Page and application data records:
╭──

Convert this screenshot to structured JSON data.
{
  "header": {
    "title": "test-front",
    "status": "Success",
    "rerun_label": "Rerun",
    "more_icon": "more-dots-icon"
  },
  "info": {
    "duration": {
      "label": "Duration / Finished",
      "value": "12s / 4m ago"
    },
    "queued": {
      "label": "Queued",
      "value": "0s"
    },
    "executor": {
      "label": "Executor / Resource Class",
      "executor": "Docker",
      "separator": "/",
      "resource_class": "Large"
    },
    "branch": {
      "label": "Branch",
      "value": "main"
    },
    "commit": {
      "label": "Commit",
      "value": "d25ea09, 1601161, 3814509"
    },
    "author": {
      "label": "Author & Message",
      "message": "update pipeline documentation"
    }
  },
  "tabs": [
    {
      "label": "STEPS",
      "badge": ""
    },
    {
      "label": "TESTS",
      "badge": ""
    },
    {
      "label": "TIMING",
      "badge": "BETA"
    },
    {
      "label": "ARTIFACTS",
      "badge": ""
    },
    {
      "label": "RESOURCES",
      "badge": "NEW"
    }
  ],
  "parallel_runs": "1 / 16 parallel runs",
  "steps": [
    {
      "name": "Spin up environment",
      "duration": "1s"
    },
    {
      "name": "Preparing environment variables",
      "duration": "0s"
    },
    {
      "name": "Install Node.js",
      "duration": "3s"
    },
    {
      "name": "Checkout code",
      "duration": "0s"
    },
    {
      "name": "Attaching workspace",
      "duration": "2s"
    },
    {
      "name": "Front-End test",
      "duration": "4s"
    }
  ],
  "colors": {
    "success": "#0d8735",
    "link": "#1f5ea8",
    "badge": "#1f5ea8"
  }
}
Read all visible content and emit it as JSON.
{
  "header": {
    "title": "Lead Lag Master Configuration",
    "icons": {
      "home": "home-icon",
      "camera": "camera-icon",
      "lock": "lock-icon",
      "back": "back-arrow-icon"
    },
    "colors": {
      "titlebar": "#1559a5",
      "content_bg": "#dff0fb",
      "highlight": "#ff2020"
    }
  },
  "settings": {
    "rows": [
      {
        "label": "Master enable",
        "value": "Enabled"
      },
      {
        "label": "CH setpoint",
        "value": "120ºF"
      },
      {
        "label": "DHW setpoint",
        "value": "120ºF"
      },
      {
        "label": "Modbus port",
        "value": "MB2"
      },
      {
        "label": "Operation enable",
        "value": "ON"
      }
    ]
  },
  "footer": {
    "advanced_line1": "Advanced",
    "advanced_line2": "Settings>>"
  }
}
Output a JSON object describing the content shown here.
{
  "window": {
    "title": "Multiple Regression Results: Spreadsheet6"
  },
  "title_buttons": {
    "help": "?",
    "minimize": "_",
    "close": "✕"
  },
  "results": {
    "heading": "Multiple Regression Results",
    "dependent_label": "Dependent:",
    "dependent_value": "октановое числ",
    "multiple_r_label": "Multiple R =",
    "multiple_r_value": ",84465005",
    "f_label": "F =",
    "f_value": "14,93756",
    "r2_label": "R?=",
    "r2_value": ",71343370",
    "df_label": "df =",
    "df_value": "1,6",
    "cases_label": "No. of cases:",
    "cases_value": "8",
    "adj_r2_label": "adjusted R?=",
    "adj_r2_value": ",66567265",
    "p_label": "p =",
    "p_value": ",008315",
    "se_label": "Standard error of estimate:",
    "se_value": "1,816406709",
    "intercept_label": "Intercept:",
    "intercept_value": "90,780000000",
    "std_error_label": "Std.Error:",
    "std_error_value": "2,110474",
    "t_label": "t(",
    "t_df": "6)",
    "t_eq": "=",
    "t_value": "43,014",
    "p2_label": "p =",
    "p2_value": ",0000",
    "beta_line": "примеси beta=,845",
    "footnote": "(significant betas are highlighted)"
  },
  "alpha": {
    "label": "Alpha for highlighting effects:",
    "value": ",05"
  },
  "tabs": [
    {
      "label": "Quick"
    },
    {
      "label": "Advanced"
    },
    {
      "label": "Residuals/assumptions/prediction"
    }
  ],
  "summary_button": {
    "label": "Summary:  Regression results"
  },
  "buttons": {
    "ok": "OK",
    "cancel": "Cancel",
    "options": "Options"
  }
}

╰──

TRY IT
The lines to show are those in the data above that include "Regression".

TASK SOLUTION
    "title": "Multiple Regression Results: Spreadsheet6"
    "heading": "Multiple Regression Results",
    "label": "Summary:  Regression results"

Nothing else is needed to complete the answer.